When Lyft made its hotly anticipated debut on the public market, its stock jumped 21% to $87.24 a share, up from its offering price of $72.
Flash forward two days later and its stock has fallen below the IPO price and languished at around $68, leaving some scratching their heads about what happened.
It was investors’ first chance to buy into the ride-hailing phenomenon, where customers could flag a ride with a few taps on a smartphone, and drivers could earn money using their own vehicles.
There hasn’t been any bad news released by the company since its IPO, and investors don’t know a whole lot more about Lyft’s financial picture than they did when the stock began trading on Friday.
“A volatile stock price is just part of the game for an IPO,” said Rohit Kulkarni, senior vice president of research at Forge. “This roller coaster ride will probably continue.”
The stock closed at $68.97 Tuesday.
Price fluctuations have probably been driven by short-term trading, and could continue for the next six months until the company has gone through two cycles of releasing earnings reports and the lockup period for institutional investors expires, Kulkarni said.
Despite the fluctuations, early investors who got in before the IPO are still doing well because shares were priced at around $47 during the last funding round, said Alejandro Ortiz, research analyst at SharesPost.
Facebook opened at $38 in 2012 and fell below $20 within three months. But now the stock is quadruple its offering price. Twitter began trading in 2013 at $26 and rose 73% on its first day but dropped as low as $14 in 2016. Now it trades around $33.
As for Lyft, “it is a little disheartening that’s its happening very quickly,” said Daniel Morgan, vice president of Synovus Trust Company. “Usually it takes some time for some bad news to come out.”
Lyft’s main rival, Uber, is expected to go public in the coming months, but the company is different enough that it’s unlikely to be affected by Lyft’s price fluctuations, analysts said. Unlike Lyft, Uber has diversified into services such as food delivery and freight, and has expanded internationally while Lyft is primarily operating in the U.S. and Canada.
Whether Uber or Lyft can become profitable remains a nagging issue. Both have been growing quickly, but at a cost as both have discounted rides to gain market share. Last quarter, Uber lost $865 million while Lyft lost $249 million.
The initial enthusiasm over Lyft’s stock could have been the result of its early investors doing everything they could to get their money out, said Stephen Beck, managing partner of cg42, a management consulting firm, who has serious doubts that Lyft or Uber can become profitable.
“It makes all the sense of the world to be a customer of Lyft, and it makes no sense in the world to be an investor in Lyft,” Beck said.
Analysts are reluctant to draw major conclusions after just a few days of trading. However, they said that if there’s a prolonged slump, that could have an impact on how investors view other companies about to go public.
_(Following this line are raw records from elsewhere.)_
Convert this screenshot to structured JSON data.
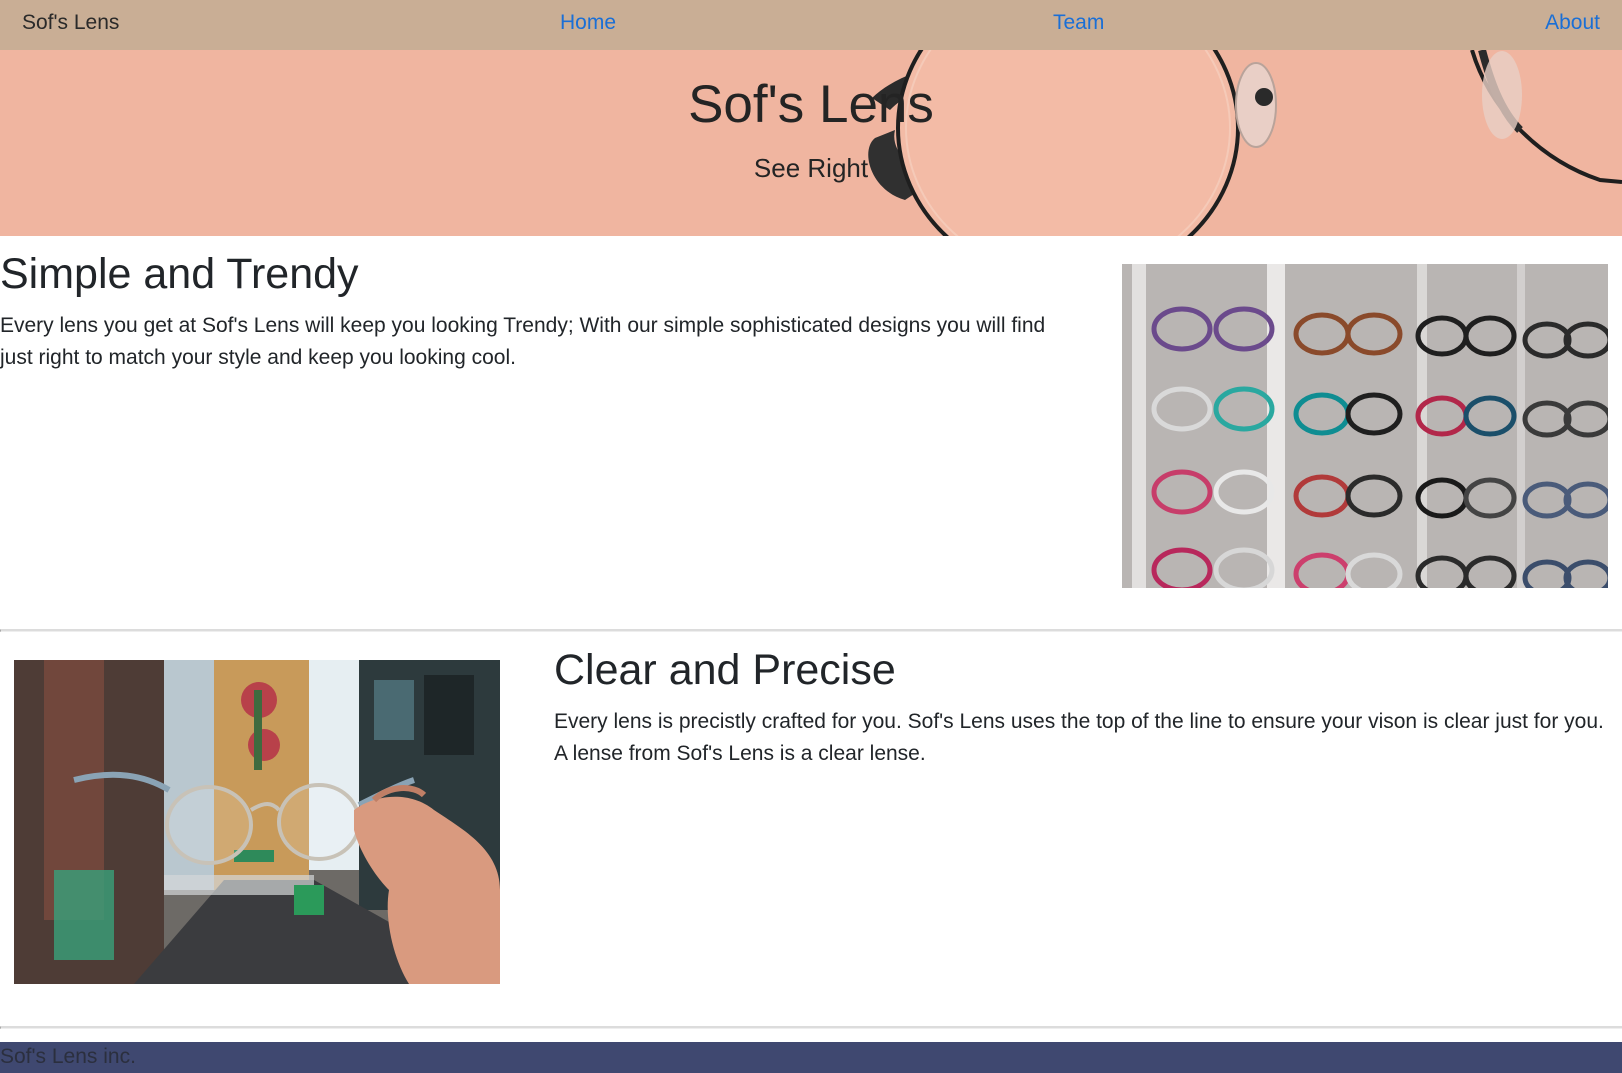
{
  "navbar": {
    "brand": "Sof's Lens",
    "links": [
      {
        "label": "Home"
      },
      {
        "label": "Team"
      },
      {
        "label": "About"
      }
    ],
    "background": "#c9ae95",
    "link_color": "#1a6fd6"
  },
  "hero": {
    "title": "Sof's Lens",
    "subtitle": "See Right",
    "image": "round-glasses-photo"
  },
  "features": [
    {
      "heading": "Simple and Trendy",
      "text": "Every lens you get at Sof's Lens will keep you looking Trendy; With our simple sophisticated designs you will find just right to match your style and keep you looking cool.",
      "image": "eyeglasses-display-wall-photo"
    },
    {
      "heading": "Clear and Precise",
      "text": "Every lens is precistly crafted for you. Sof's Lens uses the top of the line to ensure your vison is clear just for you. A lense from Sof's Lens is a clear lense.",
      "image": "hand-holding-glasses-photo"
    }
  ],
  "footer": {
    "text": "Sof's Lens inc.",
    "background": "#3f4870"
  }
}
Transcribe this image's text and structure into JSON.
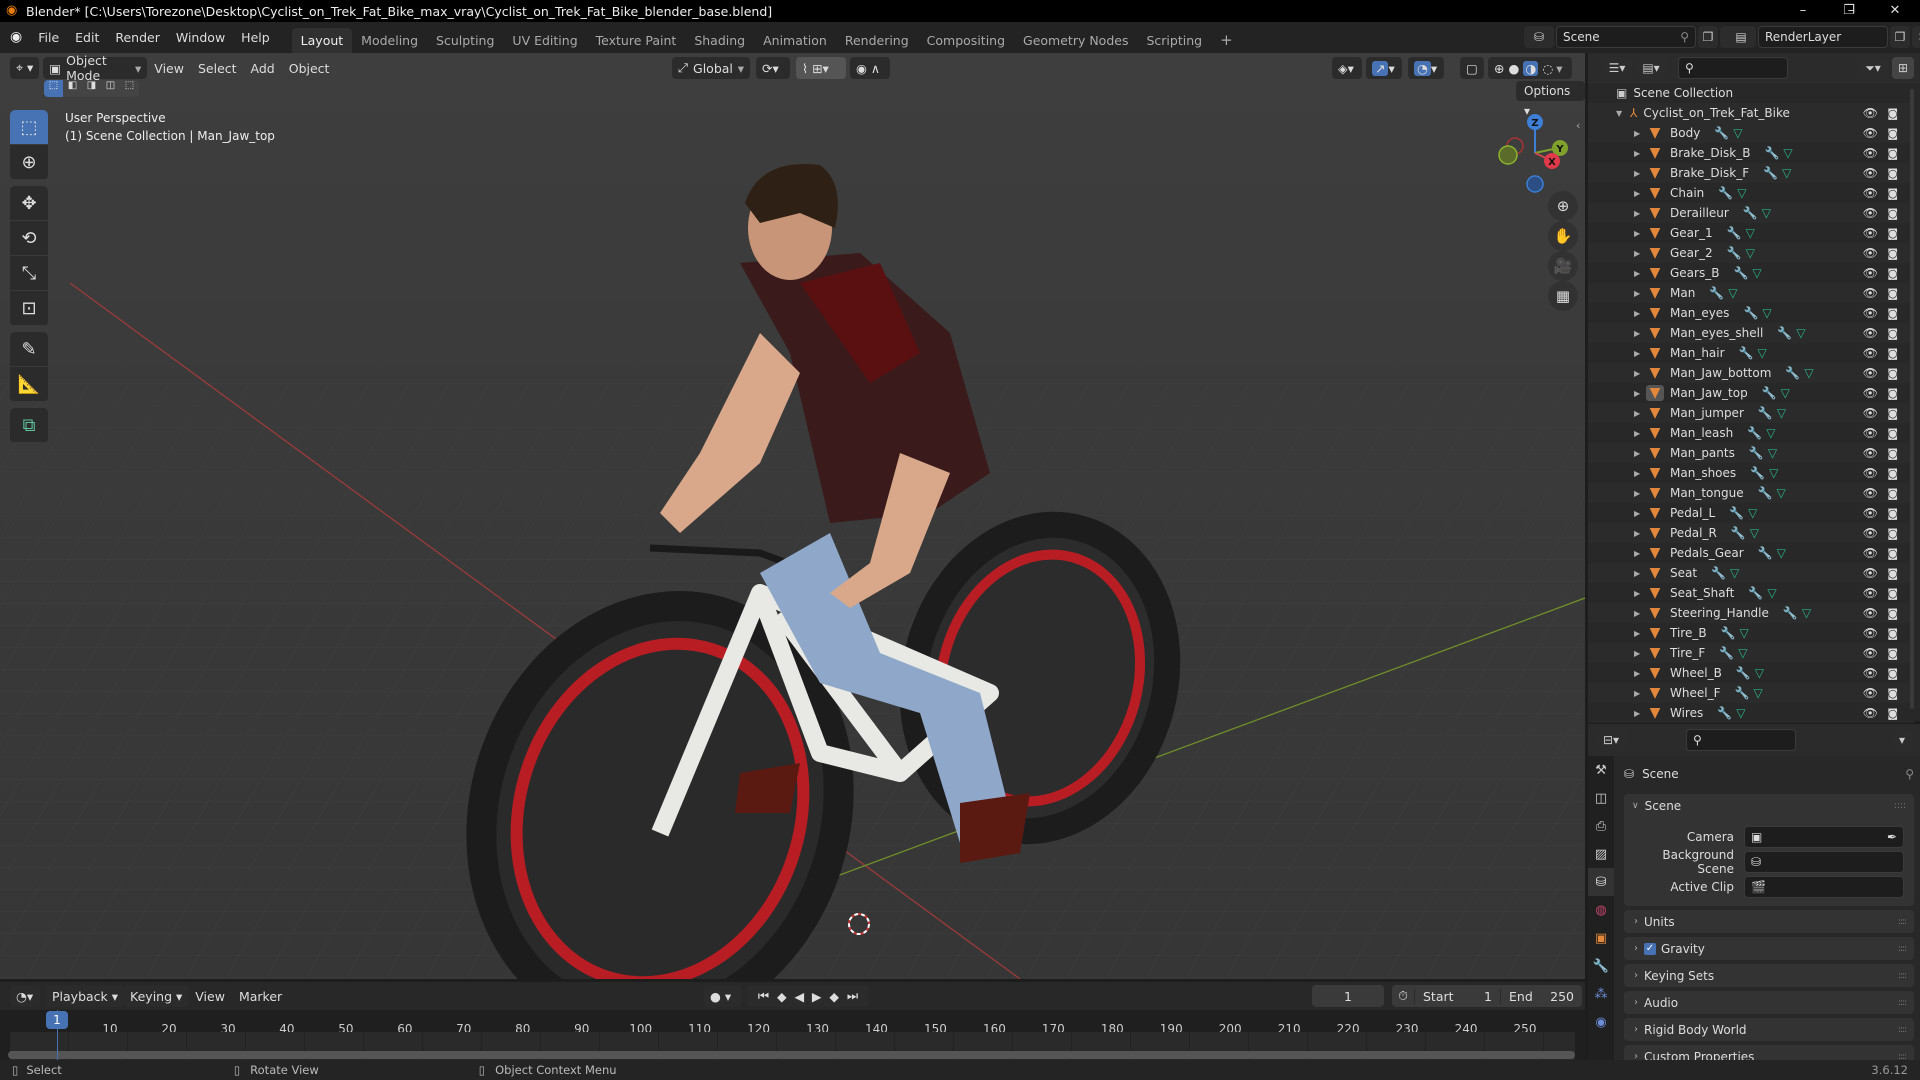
{
  "window": {
    "title": "Blender* [C:\\Users\\Torezone\\Desktop\\Cyclist_on_Trek_Fat_Bike_max_vray\\Cyclist_on_Trek_Fat_Bike_blender_base.blend]",
    "minimize": "–",
    "maximize": "❐",
    "close": "✕"
  },
  "menubar": [
    "File",
    "Edit",
    "Render",
    "Window",
    "Help"
  ],
  "workspaces": [
    "Layout",
    "Modeling",
    "Sculpting",
    "UV Editing",
    "Texture Paint",
    "Shading",
    "Animation",
    "Rendering",
    "Compositing",
    "Geometry Nodes",
    "Scripting"
  ],
  "active_workspace": "Layout",
  "scene_selector": {
    "value": "Scene"
  },
  "view_layer_selector": {
    "value": "RenderLayer"
  },
  "viewport": {
    "mode": "Object Mode",
    "menus": [
      "View",
      "Select",
      "Add",
      "Object"
    ],
    "transform_orientation": "Global",
    "options_label": "Options",
    "info_line1": "User Perspective",
    "info_line2": "(1) Scene Collection | Man_Jaw_top",
    "gizmo": {
      "z": "Z",
      "y": "Y",
      "x": "X"
    },
    "colors": {
      "x_axis": "#c84a4a",
      "y_axis": "#7fa12c",
      "z_axis": "#3d7fd6",
      "accent": "#4772b3"
    }
  },
  "outliner": {
    "root": "Scene Collection",
    "collection": "Cyclist_on_Trek_Fat_Bike",
    "active_object": "Man_Jaw_top",
    "objects": [
      "Body",
      "Brake_Disk_B",
      "Brake_Disk_F",
      "Chain",
      "Derailleur",
      "Gear_1",
      "Gear_2",
      "Gears_B",
      "Man",
      "Man_eyes",
      "Man_eyes_shell",
      "Man_hair",
      "Man_Jaw_bottom",
      "Man_Jaw_top",
      "Man_jumper",
      "Man_leash",
      "Man_pants",
      "Man_shoes",
      "Man_tongue",
      "Pedal_L",
      "Pedal_R",
      "Pedals_Gear",
      "Seat",
      "Seat_Shaft",
      "Steering_Handle",
      "Tire_B",
      "Tire_F",
      "Wheel_B",
      "Wheel_F",
      "Wires"
    ]
  },
  "properties": {
    "context_title": "Scene",
    "scene_panel": {
      "title": "Scene",
      "camera_label": "Camera",
      "camera_value": "",
      "background_scene_label": "Background Scene",
      "background_scene_value": "",
      "active_clip_label": "Active Clip",
      "active_clip_value": ""
    },
    "panels": [
      {
        "title": "Units"
      },
      {
        "title": "Gravity",
        "checkbox": true
      },
      {
        "title": "Keying Sets"
      },
      {
        "title": "Audio"
      },
      {
        "title": "Rigid Body World"
      },
      {
        "title": "Custom Properties"
      }
    ]
  },
  "timeline": {
    "menus": [
      "Playback",
      "Keying",
      "View",
      "Marker"
    ],
    "current_frame": "1",
    "start_label": "Start",
    "start": "1",
    "end_label": "End",
    "end": "250",
    "ticks": [
      "1",
      "10",
      "20",
      "30",
      "40",
      "50",
      "60",
      "70",
      "80",
      "90",
      "100",
      "110",
      "120",
      "130",
      "140",
      "150",
      "160",
      "170",
      "180",
      "190",
      "200",
      "210",
      "220",
      "230",
      "240",
      "250"
    ]
  },
  "statusbar": {
    "select": "Select",
    "rotate": "Rotate View",
    "context": "Object Context Menu",
    "version": "3.6.12"
  }
}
Cross Research put a “buy” rating on Lyft stock Tuesday morning, but “we also warn people that it’s not going to be an easy ride,” said Steven Fox, managing director at Cross Research.
“Let’s see what our first quarter looks like before we jump the gun that this is a very bad sign for the stock,” he said.